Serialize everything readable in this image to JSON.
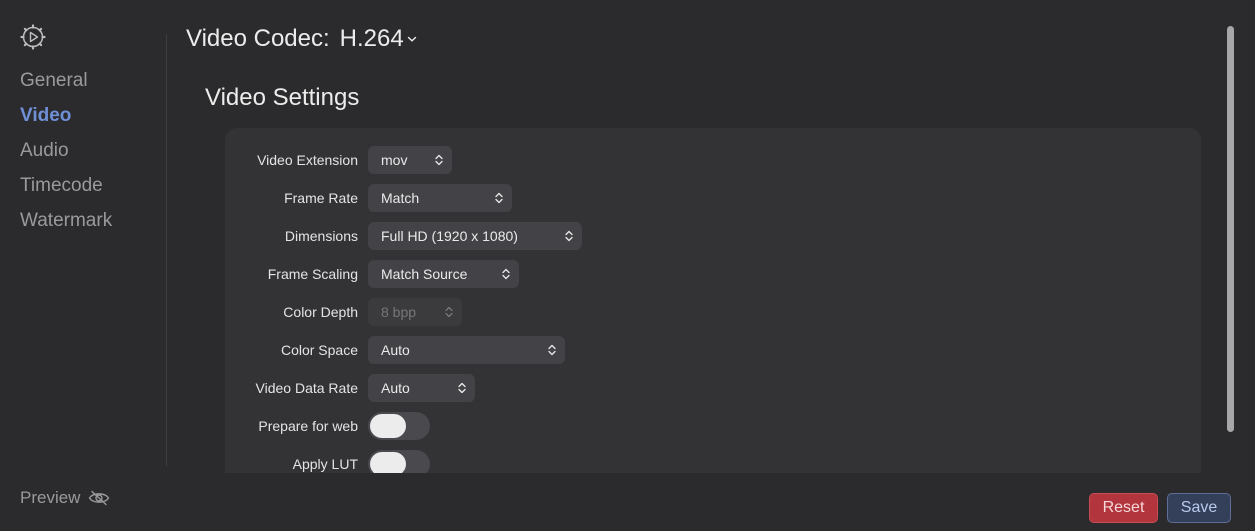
{
  "sidebar": {
    "items": [
      {
        "label": "General",
        "active": false
      },
      {
        "label": "Video",
        "active": true
      },
      {
        "label": "Audio",
        "active": false
      },
      {
        "label": "Timecode",
        "active": false
      },
      {
        "label": "Watermark",
        "active": false
      }
    ],
    "preview_label": "Preview",
    "active_color": "#6f8fd6"
  },
  "header": {
    "codec_label": "Video Codec:",
    "codec_value": "H.264"
  },
  "section": {
    "title": "Video Settings"
  },
  "settings": {
    "video_extension": {
      "label": "Video Extension",
      "value": "mov"
    },
    "frame_rate": {
      "label": "Frame Rate",
      "value": "Match"
    },
    "dimensions": {
      "label": "Dimensions",
      "value": "Full HD (1920 x 1080)"
    },
    "frame_scaling": {
      "label": "Frame Scaling",
      "value": "Match Source"
    },
    "color_depth": {
      "label": "Color Depth",
      "value": "8 bpp",
      "disabled": true
    },
    "color_space": {
      "label": "Color Space",
      "value": "Auto"
    },
    "video_data_rate": {
      "label": "Video Data Rate",
      "value": "Auto"
    },
    "prepare_for_web": {
      "label": "Prepare for web",
      "on": false
    },
    "apply_lut": {
      "label": "Apply LUT",
      "on": false
    }
  },
  "footer": {
    "reset_label": "Reset",
    "save_label": "Save",
    "reset_color": "#b2353d",
    "save_color": "#34405a"
  }
}
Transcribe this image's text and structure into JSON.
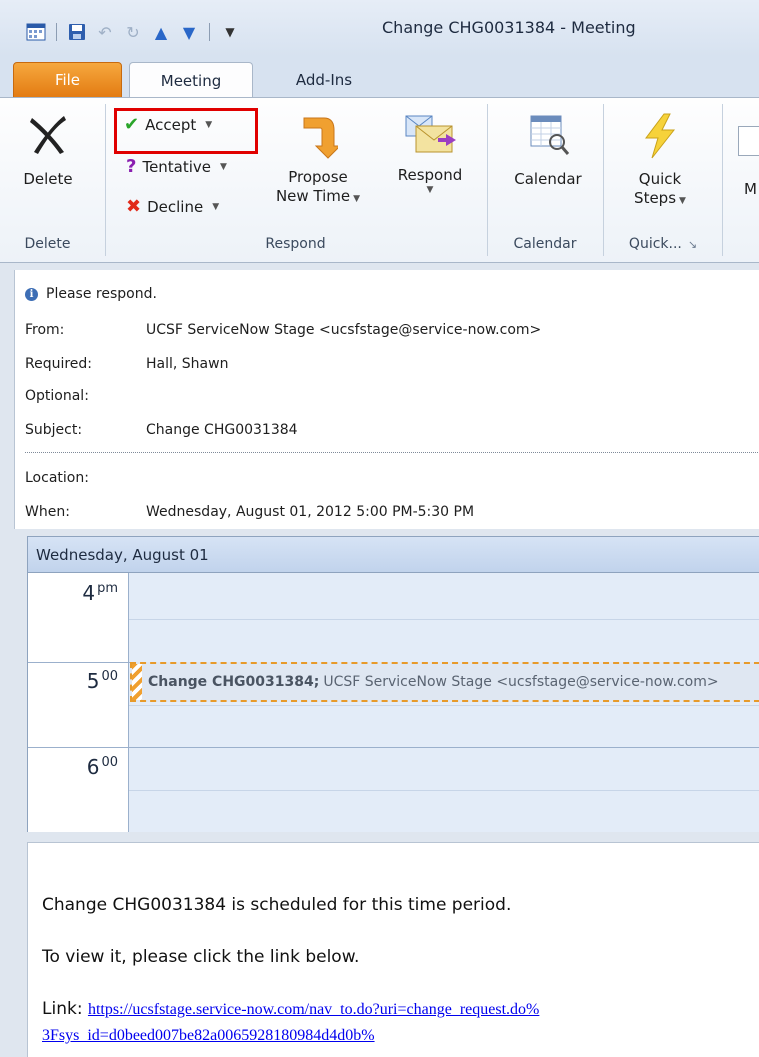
{
  "window": {
    "title": "Change CHG0031384  -  Meeting"
  },
  "tabs": {
    "file": "File",
    "meeting": "Meeting",
    "addins": "Add-Ins"
  },
  "ribbon": {
    "delete": {
      "label": "Delete",
      "group": "Delete"
    },
    "respond": {
      "accept": "Accept",
      "tentative": "Tentative",
      "decline": "Decline",
      "propose_line1": "Propose",
      "propose_line2": "New Time",
      "respond": "Respond",
      "group": "Respond"
    },
    "calendar": {
      "label": "Calendar",
      "group": "Calendar"
    },
    "quick": {
      "line1": "Quick",
      "line2": "Steps",
      "group": "Quick..."
    },
    "more_partial": "M",
    "colors": {
      "accent_highlight": "#e00000",
      "file_tab": "#e37b12"
    }
  },
  "header": {
    "info": "Please respond.",
    "from_label": "From:",
    "from_value": "UCSF ServiceNow Stage <ucsfstage@service-now.com>",
    "required_label": "Required:",
    "required_value": "Hall, Shawn",
    "optional_label": "Optional:",
    "subject_label": "Subject:",
    "subject_value": "Change CHG0031384",
    "location_label": "Location:",
    "when_label": "When:",
    "when_value": "Wednesday, August 01, 2012 5:00 PM-5:30 PM"
  },
  "calendar_preview": {
    "day_header": "Wednesday, August 01",
    "hours": [
      {
        "num": "4",
        "suffix": "pm"
      },
      {
        "num": "5",
        "suffix": "00"
      },
      {
        "num": "6",
        "suffix": "00"
      }
    ],
    "appointment_subject": "Change CHG0031384;",
    "appointment_organizer": "UCSF ServiceNow Stage <ucsfstage@service-now.com>"
  },
  "body": {
    "line1": "Change CHG0031384 is scheduled for this time period.",
    "line2": "To view it, please click the link below.",
    "link_label": "Link:",
    "link_line1": "https://ucsfstage.service-now.com/nav_to.do?uri=change_request.do%",
    "link_line2": "3Fsys_id=d0beed007be82a0065928180984d4d0b%"
  }
}
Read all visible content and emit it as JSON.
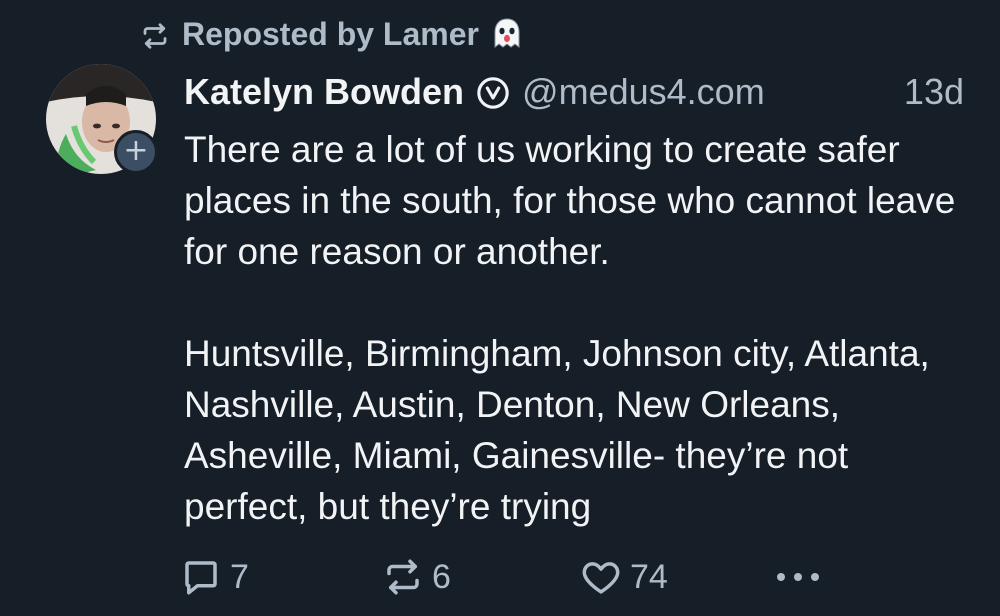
{
  "repost": {
    "label": "Reposted by Lamer",
    "icon": "repost-icon",
    "emoji_icon": "ghost-icon"
  },
  "author": {
    "display_name": "Katelyn Bowden",
    "handle": "@medus4.com",
    "verified_icon": "verified-check-icon",
    "avatar_plus": "+"
  },
  "post": {
    "timestamp": "13d",
    "paragraphs": [
      "There are a lot of us working to create safer places in the south, for those who cannot leave for one reason or another.",
      "Huntsville, Birmingham, Johnson city, Atlanta, Nashville, Austin, Denton, New Orleans, Asheville, Miami, Gainesville- they’re not perfect, but they’re trying"
    ]
  },
  "actions": {
    "reply_count": "7",
    "repost_count": "6",
    "like_count": "74"
  },
  "colors": {
    "background": "#161e27",
    "text_primary": "#f1f3f5",
    "text_secondary": "#aebbc9",
    "plus_badge": "#3b4e63"
  }
}
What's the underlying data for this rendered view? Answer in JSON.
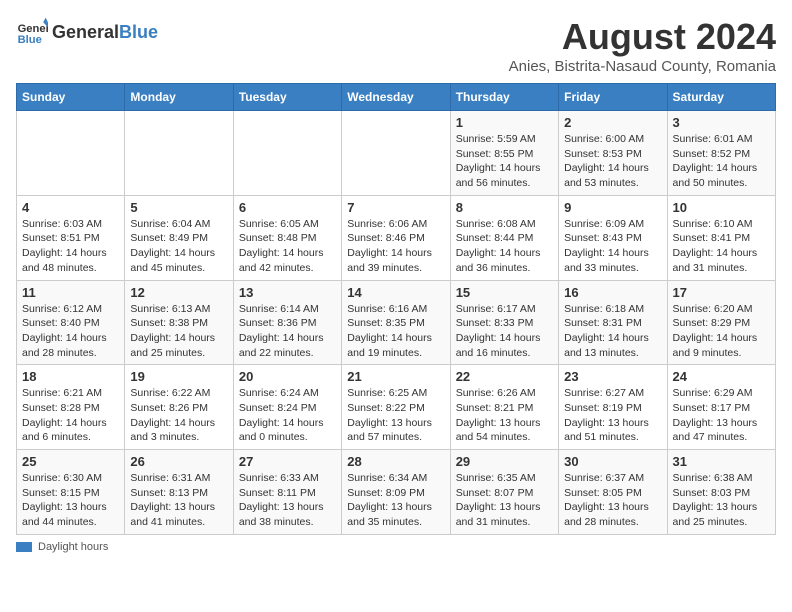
{
  "header": {
    "logo_general": "General",
    "logo_blue": "Blue",
    "month_year": "August 2024",
    "subtitle": "Anies, Bistrita-Nasaud County, Romania"
  },
  "weekdays": [
    "Sunday",
    "Monday",
    "Tuesday",
    "Wednesday",
    "Thursday",
    "Friday",
    "Saturday"
  ],
  "weeks": [
    [
      {
        "day": "",
        "detail": ""
      },
      {
        "day": "",
        "detail": ""
      },
      {
        "day": "",
        "detail": ""
      },
      {
        "day": "",
        "detail": ""
      },
      {
        "day": "1",
        "detail": "Sunrise: 5:59 AM\nSunset: 8:55 PM\nDaylight: 14 hours\nand 56 minutes."
      },
      {
        "day": "2",
        "detail": "Sunrise: 6:00 AM\nSunset: 8:53 PM\nDaylight: 14 hours\nand 53 minutes."
      },
      {
        "day": "3",
        "detail": "Sunrise: 6:01 AM\nSunset: 8:52 PM\nDaylight: 14 hours\nand 50 minutes."
      }
    ],
    [
      {
        "day": "4",
        "detail": "Sunrise: 6:03 AM\nSunset: 8:51 PM\nDaylight: 14 hours\nand 48 minutes."
      },
      {
        "day": "5",
        "detail": "Sunrise: 6:04 AM\nSunset: 8:49 PM\nDaylight: 14 hours\nand 45 minutes."
      },
      {
        "day": "6",
        "detail": "Sunrise: 6:05 AM\nSunset: 8:48 PM\nDaylight: 14 hours\nand 42 minutes."
      },
      {
        "day": "7",
        "detail": "Sunrise: 6:06 AM\nSunset: 8:46 PM\nDaylight: 14 hours\nand 39 minutes."
      },
      {
        "day": "8",
        "detail": "Sunrise: 6:08 AM\nSunset: 8:44 PM\nDaylight: 14 hours\nand 36 minutes."
      },
      {
        "day": "9",
        "detail": "Sunrise: 6:09 AM\nSunset: 8:43 PM\nDaylight: 14 hours\nand 33 minutes."
      },
      {
        "day": "10",
        "detail": "Sunrise: 6:10 AM\nSunset: 8:41 PM\nDaylight: 14 hours\nand 31 minutes."
      }
    ],
    [
      {
        "day": "11",
        "detail": "Sunrise: 6:12 AM\nSunset: 8:40 PM\nDaylight: 14 hours\nand 28 minutes."
      },
      {
        "day": "12",
        "detail": "Sunrise: 6:13 AM\nSunset: 8:38 PM\nDaylight: 14 hours\nand 25 minutes."
      },
      {
        "day": "13",
        "detail": "Sunrise: 6:14 AM\nSunset: 8:36 PM\nDaylight: 14 hours\nand 22 minutes."
      },
      {
        "day": "14",
        "detail": "Sunrise: 6:16 AM\nSunset: 8:35 PM\nDaylight: 14 hours\nand 19 minutes."
      },
      {
        "day": "15",
        "detail": "Sunrise: 6:17 AM\nSunset: 8:33 PM\nDaylight: 14 hours\nand 16 minutes."
      },
      {
        "day": "16",
        "detail": "Sunrise: 6:18 AM\nSunset: 8:31 PM\nDaylight: 14 hours\nand 13 minutes."
      },
      {
        "day": "17",
        "detail": "Sunrise: 6:20 AM\nSunset: 8:29 PM\nDaylight: 14 hours\nand 9 minutes."
      }
    ],
    [
      {
        "day": "18",
        "detail": "Sunrise: 6:21 AM\nSunset: 8:28 PM\nDaylight: 14 hours\nand 6 minutes."
      },
      {
        "day": "19",
        "detail": "Sunrise: 6:22 AM\nSunset: 8:26 PM\nDaylight: 14 hours\nand 3 minutes."
      },
      {
        "day": "20",
        "detail": "Sunrise: 6:24 AM\nSunset: 8:24 PM\nDaylight: 14 hours\nand 0 minutes."
      },
      {
        "day": "21",
        "detail": "Sunrise: 6:25 AM\nSunset: 8:22 PM\nDaylight: 13 hours\nand 57 minutes."
      },
      {
        "day": "22",
        "detail": "Sunrise: 6:26 AM\nSunset: 8:21 PM\nDaylight: 13 hours\nand 54 minutes."
      },
      {
        "day": "23",
        "detail": "Sunrise: 6:27 AM\nSunset: 8:19 PM\nDaylight: 13 hours\nand 51 minutes."
      },
      {
        "day": "24",
        "detail": "Sunrise: 6:29 AM\nSunset: 8:17 PM\nDaylight: 13 hours\nand 47 minutes."
      }
    ],
    [
      {
        "day": "25",
        "detail": "Sunrise: 6:30 AM\nSunset: 8:15 PM\nDaylight: 13 hours\nand 44 minutes."
      },
      {
        "day": "26",
        "detail": "Sunrise: 6:31 AM\nSunset: 8:13 PM\nDaylight: 13 hours\nand 41 minutes."
      },
      {
        "day": "27",
        "detail": "Sunrise: 6:33 AM\nSunset: 8:11 PM\nDaylight: 13 hours\nand 38 minutes."
      },
      {
        "day": "28",
        "detail": "Sunrise: 6:34 AM\nSunset: 8:09 PM\nDaylight: 13 hours\nand 35 minutes."
      },
      {
        "day": "29",
        "detail": "Sunrise: 6:35 AM\nSunset: 8:07 PM\nDaylight: 13 hours\nand 31 minutes."
      },
      {
        "day": "30",
        "detail": "Sunrise: 6:37 AM\nSunset: 8:05 PM\nDaylight: 13 hours\nand 28 minutes."
      },
      {
        "day": "31",
        "detail": "Sunrise: 6:38 AM\nSunset: 8:03 PM\nDaylight: 13 hours\nand 25 minutes."
      }
    ]
  ],
  "footer": {
    "legend_label": "Daylight hours"
  }
}
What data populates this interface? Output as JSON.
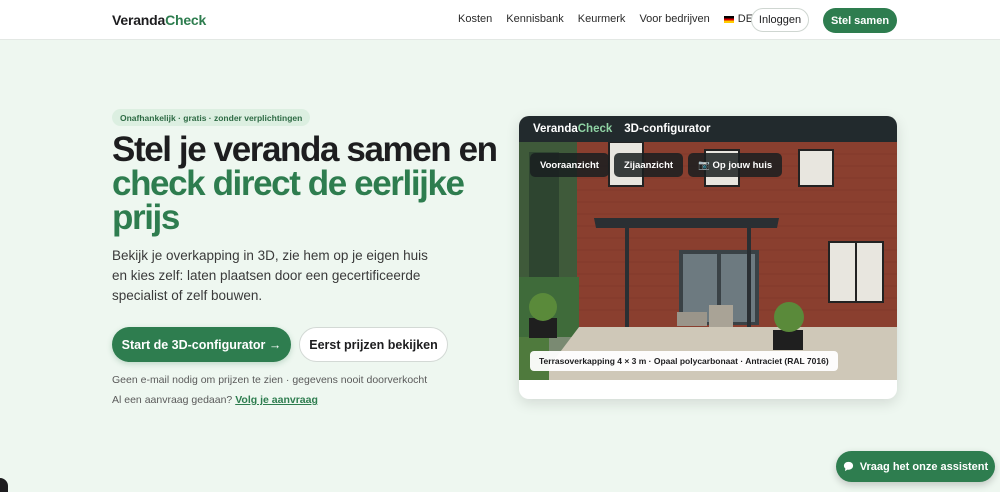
{
  "header": {
    "logo_a": "Veranda",
    "logo_b": "Check",
    "nav": [
      "Kosten",
      "Kennisbank",
      "Keurmerk",
      "Voor bedrijven"
    ],
    "lang": "DE",
    "login": "Inloggen",
    "cta": "Stel samen"
  },
  "hero": {
    "badge": "Onafhankelijk · gratis · zonder verplichtingen",
    "title_dark": "Stel je veranda samen en",
    "title_green_1": "check direct de eerlijke",
    "title_green_2": "prijs",
    "lead": "Bekijk je overkapping in 3D, zie hem op je eigen huis en kies zelf: laten plaatsen door een gecertificeerde specialist of zelf bouwen.",
    "primary": "Start de 3D-configurator →",
    "secondary": "Eerst prijzen bekijken",
    "note1": "Geen e-mail nodig om prijzen te zien · gegevens nooit doorverkocht",
    "note2_text": "Al een aanvraag gedaan?",
    "note2_link": "Volg je aanvraag"
  },
  "configurator": {
    "brand_a": "Veranda",
    "brand_b": "Check",
    "title": "3D-configurator",
    "tabs": [
      "Vooraanzicht",
      "Zijaanzicht",
      "📷 Op jouw huis"
    ],
    "caption": "Terrasoverkapping 4 × 3 m · Opaal polycarbonaat · Antraciet (RAL 7016)"
  },
  "chat": {
    "label": "Vraag het onze assistent"
  },
  "colors": {
    "brand_green": "#2e7d4f",
    "background": "#eef7f0"
  }
}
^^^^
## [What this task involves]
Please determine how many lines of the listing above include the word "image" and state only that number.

## [Response to the exercise]
2